◆ How to complete this task:
Copying task for the records below: reproduce each one exactly and drop the pictures.

◆ Excerpted records:
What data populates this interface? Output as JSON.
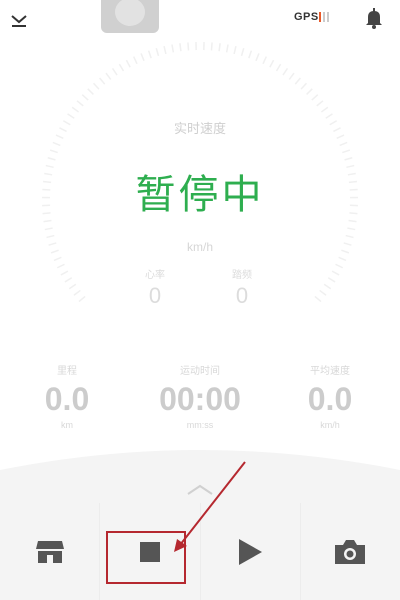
{
  "header": {
    "gps_label": "GPS",
    "gps_signal_bars_on": 1,
    "gps_signal_bars_total": 3,
    "icons": [
      "chevron-down-icon",
      "bell-icon"
    ]
  },
  "speed": {
    "label": "实时速度",
    "status": "暂停中",
    "unit": "km/h"
  },
  "vitals": [
    {
      "label": "心率",
      "value": "0"
    },
    {
      "label": "踏频",
      "value": "0"
    }
  ],
  "stats": [
    {
      "label": "里程",
      "value": "0.0",
      "unit": "km"
    },
    {
      "label": "运动时间",
      "value": "00:00",
      "unit": "mm:ss"
    },
    {
      "label": "平均速度",
      "value": "0.0",
      "unit": "km/h"
    }
  ],
  "nav": {
    "icons": [
      "store-icon",
      "stop-icon",
      "play-icon",
      "camera-icon"
    ]
  },
  "colors": {
    "status_green": "#2eae4f",
    "gps_signal": "#e85a2a",
    "annotation_red": "#b5282f",
    "nav_icon": "#555555"
  }
}
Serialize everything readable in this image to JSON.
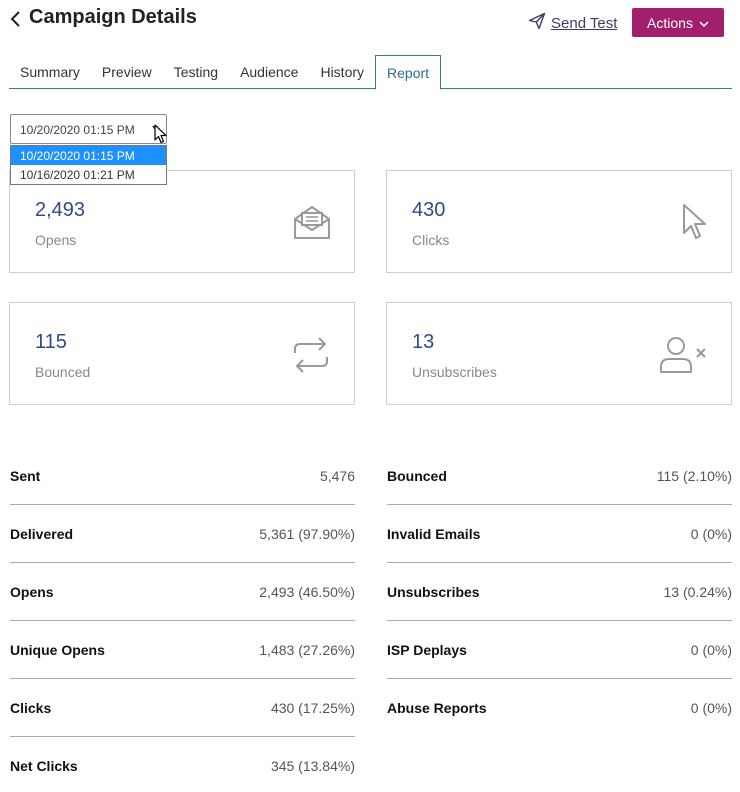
{
  "header": {
    "title": "Campaign Details",
    "send_test_label": "Send Test",
    "actions_label": "Actions"
  },
  "tabs": [
    {
      "label": "Summary"
    },
    {
      "label": "Preview"
    },
    {
      "label": "Testing"
    },
    {
      "label": "Audience"
    },
    {
      "label": "History"
    },
    {
      "label": "Report",
      "active": true
    }
  ],
  "date_select": {
    "value": "10/20/2020 01:15 PM",
    "options": [
      "10/20/2020 01:15 PM",
      "10/16/2020 01:21 PM"
    ]
  },
  "cards": [
    {
      "value": "2,493",
      "label": "Opens",
      "icon": "envelope-open-icon"
    },
    {
      "value": "430",
      "label": "Clicks",
      "icon": "cursor-pointer-icon"
    },
    {
      "value": "115",
      "label": "Bounced",
      "icon": "bounce-arrows-icon"
    },
    {
      "value": "13",
      "label": "Unsubscribes",
      "icon": "user-remove-icon"
    }
  ],
  "metrics_left": [
    {
      "label": "Sent",
      "value": "5,476"
    },
    {
      "label": "Delivered",
      "value": "5,361 (97.90%)"
    },
    {
      "label": "Opens",
      "value": "2,493 (46.50%)"
    },
    {
      "label": "Unique Opens",
      "value": "1,483 (27.26%)"
    },
    {
      "label": "Clicks",
      "value": "430 (17.25%)"
    },
    {
      "label": "Net Clicks",
      "value": "345 (13.84%)"
    }
  ],
  "metrics_right": [
    {
      "label": "Bounced",
      "value": "115 (2.10%)"
    },
    {
      "label": "Invalid Emails",
      "value": "0 (0%)"
    },
    {
      "label": "Unsubscribes",
      "value": "13 (0.24%)"
    },
    {
      "label": "ISP Deplays",
      "value": "0 (0%)"
    },
    {
      "label": "Abuse Reports",
      "value": "0 (0%)"
    }
  ],
  "colors": {
    "accent": "#a21f6e",
    "tab_border": "#2e7f8a",
    "stat_value": "#2f4b8c",
    "selected_option": "#1e90ff"
  }
}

◆ Answer area:
What data populates this interface? Output as JSON.
{
  "header": {
    "gps_label": "GPS",
    "gps_signal_bars_on": 1,
    "gps_signal_bars_total": 3,
    "icons": [
      "chevron-down-icon",
      "bell-icon"
    ]
  },
  "speed": {
    "label": "实时速度",
    "status": "暂停中",
    "unit": "km/h"
  },
  "vitals": [
    {
      "label": "心率",
      "value": "0"
    },
    {
      "label": "踏频",
      "value": "0"
    }
  ],
  "stats": [
    {
      "label": "里程",
      "value": "0.0",
      "unit": "km"
    },
    {
      "label": "运动时间",
      "value": "00:00",
      "unit": "mm:ss"
    },
    {
      "label": "平均速度",
      "value": "0.0",
      "unit": "km/h"
    }
  ],
  "nav": {
    "icons": [
      "store-icon",
      "stop-icon",
      "play-icon",
      "camera-icon"
    ]
  },
  "colors": {
    "status_green": "#2eae4f",
    "gps_signal": "#e85a2a",
    "annotation_red": "#b5282f",
    "nav_icon": "#555555"
  }
}
Serialize everything readable in this image to JSON.
{
  "header": {
    "title": "Campaign Details",
    "send_test_label": "Send Test",
    "actions_label": "Actions"
  },
  "tabs": [
    {
      "label": "Summary"
    },
    {
      "label": "Preview"
    },
    {
      "label": "Testing"
    },
    {
      "label": "Audience"
    },
    {
      "label": "History"
    },
    {
      "label": "Report",
      "active": true
    }
  ],
  "date_select": {
    "value": "10/20/2020 01:15 PM",
    "options": [
      "10/20/2020 01:15 PM",
      "10/16/2020 01:21 PM"
    ]
  },
  "cards": [
    {
      "value": "2,493",
      "label": "Opens",
      "icon": "envelope-open-icon"
    },
    {
      "value": "430",
      "label": "Clicks",
      "icon": "cursor-pointer-icon"
    },
    {
      "value": "115",
      "label": "Bounced",
      "icon": "bounce-arrows-icon"
    },
    {
      "value": "13",
      "label": "Unsubscribes",
      "icon": "user-remove-icon"
    }
  ],
  "metrics_left": [
    {
      "label": "Sent",
      "value": "5,476"
    },
    {
      "label": "Delivered",
      "value": "5,361 (97.90%)"
    },
    {
      "label": "Opens",
      "value": "2,493 (46.50%)"
    },
    {
      "label": "Unique Opens",
      "value": "1,483 (27.26%)"
    },
    {
      "label": "Clicks",
      "value": "430 (17.25%)"
    },
    {
      "label": "Net Clicks",
      "value": "345 (13.84%)"
    }
  ],
  "metrics_right": [
    {
      "label": "Bounced",
      "value": "115 (2.10%)"
    },
    {
      "label": "Invalid Emails",
      "value": "0 (0%)"
    },
    {
      "label": "Unsubscribes",
      "value": "13 (0.24%)"
    },
    {
      "label": "ISP Deplays",
      "value": "0 (0%)"
    },
    {
      "label": "Abuse Reports",
      "value": "0 (0%)"
    }
  ],
  "colors": {
    "accent": "#a21f6e",
    "tab_border": "#2e7f8a",
    "stat_value": "#2f4b8c",
    "selected_option": "#1e90ff"
  }
}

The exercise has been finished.